For example, big data development initiatives by the French telecommunication company Orange, in Côte d’Ivoire, have shown that even a basic mobile phone traffic data set can enable conclusions about social divisions and segregation on the basis of language, religion, ethnicity, or political persuasion. (9)
Another point worth mentioning is that data and personal information could also be used by third parties in cyberbullying or revenge cases. The legal response to these cases varies from one country to another. Furthermore, third parties’ invasion of privacy is the intrusion into the personal life of another and may cause serious damages in the individual’s personal life and reputation.
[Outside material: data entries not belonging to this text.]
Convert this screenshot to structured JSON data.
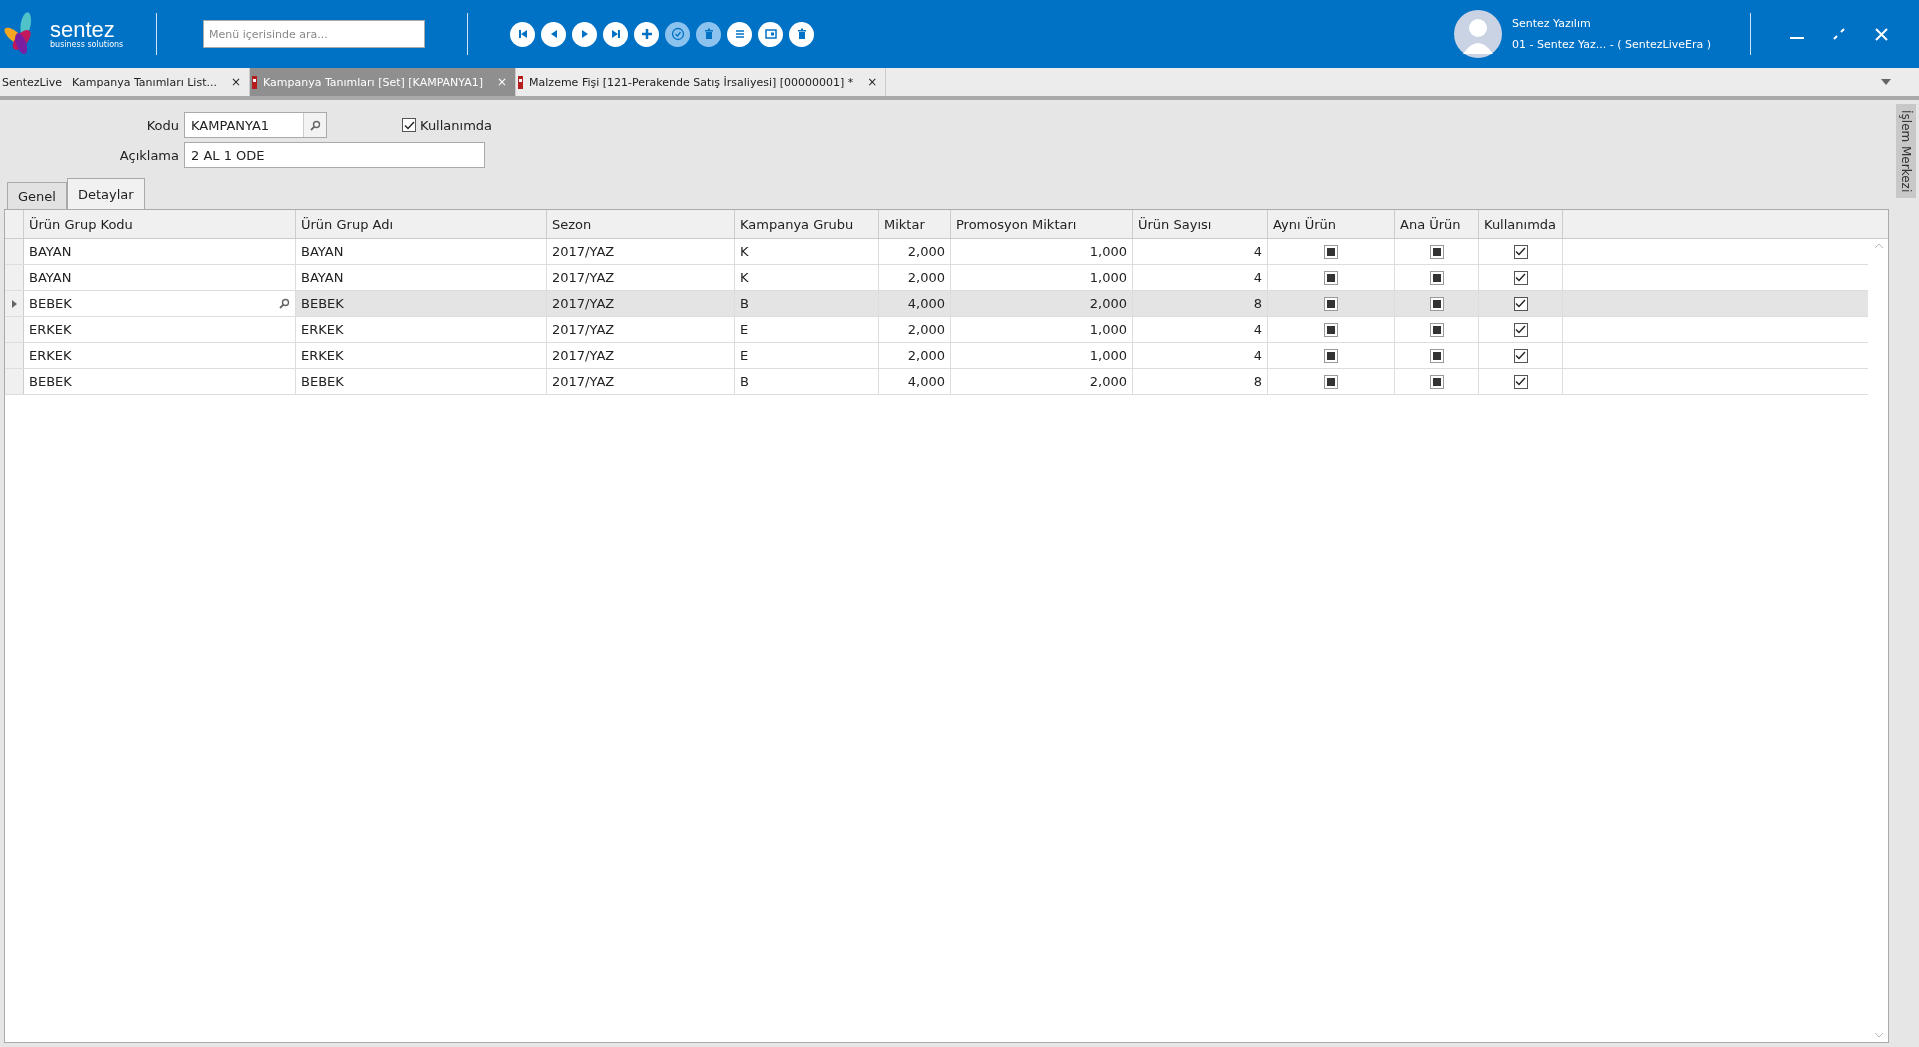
{
  "header": {
    "logo": {
      "name": "sentez",
      "tagline": "business solutions"
    },
    "search": {
      "placeholder": "Menü içerisinde ara..."
    },
    "toolbar": [
      {
        "kind": "first",
        "disabled": false
      },
      {
        "kind": "previous",
        "disabled": false
      },
      {
        "kind": "next",
        "disabled": false
      },
      {
        "kind": "last",
        "disabled": false
      },
      {
        "kind": "add",
        "disabled": false
      },
      {
        "kind": "approve",
        "disabled": true
      },
      {
        "kind": "delete",
        "disabled": true
      },
      {
        "kind": "list",
        "disabled": false
      },
      {
        "kind": "card",
        "disabled": false
      },
      {
        "kind": "delete",
        "disabled": false
      }
    ],
    "user": {
      "name": "Sentez Yazılım",
      "company": "01 - Sentez Yaz... - ( SentezLiveEra )"
    }
  },
  "document_tabs": [
    {
      "prefix": "SentezLive",
      "label": "Kampanya Tanımları List...",
      "close": "×",
      "marked": false,
      "selected": false
    },
    {
      "label": "Kampanya Tanımları  [Set] [KAMPANYA1]",
      "close": "×",
      "marked": true,
      "selected": true
    },
    {
      "label": "Malzeme Fişi [121-Perakende Satış İrsaliyesi]  [00000001]  *",
      "close": "×",
      "marked": true,
      "selected": false
    }
  ],
  "side_panel": {
    "title": "İşlem Merkezi"
  },
  "form": {
    "code_label": "Kodu",
    "code": "KAMPANYA1",
    "in_use_label": "Kullanımda",
    "in_use": true,
    "description_label": "Açıklama",
    "description": "2 AL 1 ODE"
  },
  "tabs": [
    {
      "label": "Genel",
      "selected": false
    },
    {
      "label": "Detaylar",
      "selected": true
    }
  ],
  "table": {
    "columns": [
      {
        "label": "Ürün Grup Kodu",
        "kind": "text"
      },
      {
        "label": "Ürün Grup Adı",
        "kind": "text"
      },
      {
        "label": "Sezon",
        "kind": "text"
      },
      {
        "label": "Kampanya Grubu",
        "kind": "text"
      },
      {
        "label": "Miktar",
        "kind": "number"
      },
      {
        "label": "Promosyon Miktarı",
        "kind": "number"
      },
      {
        "label": "Ürün Sayısı",
        "kind": "number"
      },
      {
        "label": "Aynı Ürün",
        "kind": "check"
      },
      {
        "label": "Ana Ürün",
        "kind": "check"
      },
      {
        "label": "Kullanımda",
        "kind": "check"
      }
    ],
    "rows": [
      {
        "selected": false,
        "cells": [
          "BAYAN",
          "BAYAN",
          "2017/YAZ",
          "K",
          "2,000",
          "1,000",
          "4"
        ],
        "flags": [
          {
            "indeterminate": true
          },
          {
            "indeterminate": true
          },
          {
            "checked": true
          }
        ]
      },
      {
        "selected": false,
        "cells": [
          "BAYAN",
          "BAYAN",
          "2017/YAZ",
          "K",
          "2,000",
          "1,000",
          "4"
        ],
        "flags": [
          {
            "indeterminate": true
          },
          {
            "indeterminate": true
          },
          {
            "checked": true
          }
        ]
      },
      {
        "selected": true,
        "cells": [
          "BEBEK",
          "BEBEK",
          "2017/YAZ",
          "B",
          "4,000",
          "2,000",
          "8"
        ],
        "flags": [
          {
            "indeterminate": true
          },
          {
            "indeterminate": true
          },
          {
            "checked": true
          }
        ]
      },
      {
        "selected": false,
        "cells": [
          "ERKEK",
          "ERKEK",
          "2017/YAZ",
          "E",
          "2,000",
          "1,000",
          "4"
        ],
        "flags": [
          {
            "indeterminate": true
          },
          {
            "indeterminate": true
          },
          {
            "checked": true
          }
        ]
      },
      {
        "selected": false,
        "cells": [
          "ERKEK",
          "ERKEK",
          "2017/YAZ",
          "E",
          "2,000",
          "1,000",
          "4"
        ],
        "flags": [
          {
            "indeterminate": true
          },
          {
            "indeterminate": true
          },
          {
            "checked": true
          }
        ]
      },
      {
        "selected": false,
        "cells": [
          "BEBEK",
          "BEBEK",
          "2017/YAZ",
          "B",
          "4,000",
          "2,000",
          "8"
        ],
        "flags": [
          {
            "indeterminate": true
          },
          {
            "indeterminate": true
          },
          {
            "checked": true
          }
        ]
      }
    ]
  }
}
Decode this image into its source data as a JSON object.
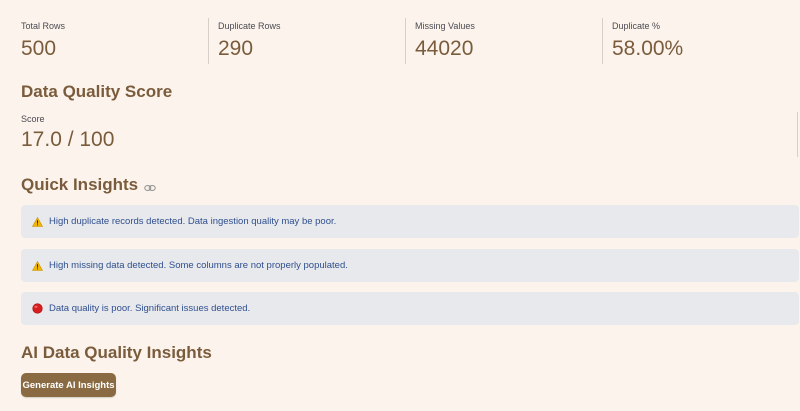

“I was just so damaged by it. I just wanted to stay in my room. It just all hit me like a ton of bricks.”
That’s what Kayla Laws, a victim of revenge porn website, revealed. (10)
“Revenge porn” is an example of how privacy could be threatened by third-party access to and use of personal information. It’s a concept of websites with sexually explicit content where ex-partners or hackers can upload and share publicly individual’s private photos accompanied by personal information such as the individual's full name, address, and phone number and links to social media profiles. Several countries have criminalised revenge porn.
Examples of privacy violations are numerous. Governments, corporate access, or third parties have the choice to play either a positive role in empowering the right to privacy or to be kept as a threat by access to and use of personal information. Rising awareness among people is an important step as well.
My personal opinion is that the most important step is changing mentalities and convincing others that the right to privacy is a fundamental right and they need to stick to it no matter what. Security versus privacy is a wrong illusion that needs to be fought. Politicians, diplomats, activists, lawmakers, judges and every single citizen have to join this journey; the right to privacy is worth a long fight.
Yosr Jouini is a Tunisian civil society member, an occasional blogger, a software engineering student, and an IGMENA fellow. Her work focuses mainly on enhancing and advocating ICT’s positive impact on society.
Note and references
(1) “An Introduction to Internet Governance” Book-4th
(2) Universal Declaration of Human Rights (UDHR): http://www.un.org/en/documents/udhr/index.shtml
(3) BBC- Report: NSA 'collected 200m texts per day: http://www.bbc.co.uk/news/world-us-canada-25770313
(4) Privacy International report: “Surveillance briefing: Bahrain”: https://www.privacyinternational.org/reports/surveillance-briefing-bahrain
(5) Privacy International China report. CHAPTER II. Surveillance Policy: https://www.privacyinternational.org/reports/china
(6) Aljazeera - UK surveillance exposes lack of privacy: http://www.aljazeera.com/indepth/features/2013/06/201362795550680953.html
(7) English summary of an article published in a Belgian newspaper “De Standaard” http://www.standaard.be/cnt/dmf20140201_011
(8) Google transparency report: www.google.com/transparencyreport/userdatarequests
(9)Privacy International: Big data: A tool for development or threat to privacy? https://www.privacyinternational.org/blog/big-data-a-tool-for-development-or-threat-to-privacy
(10) Dailymail: Victim reveals torment on revenge porn website as founder faces jail http://www.dailymail.co.uk/news/article-2546225/Victim-revenge-porn-website-founder-speaks-faces-federal-charges.html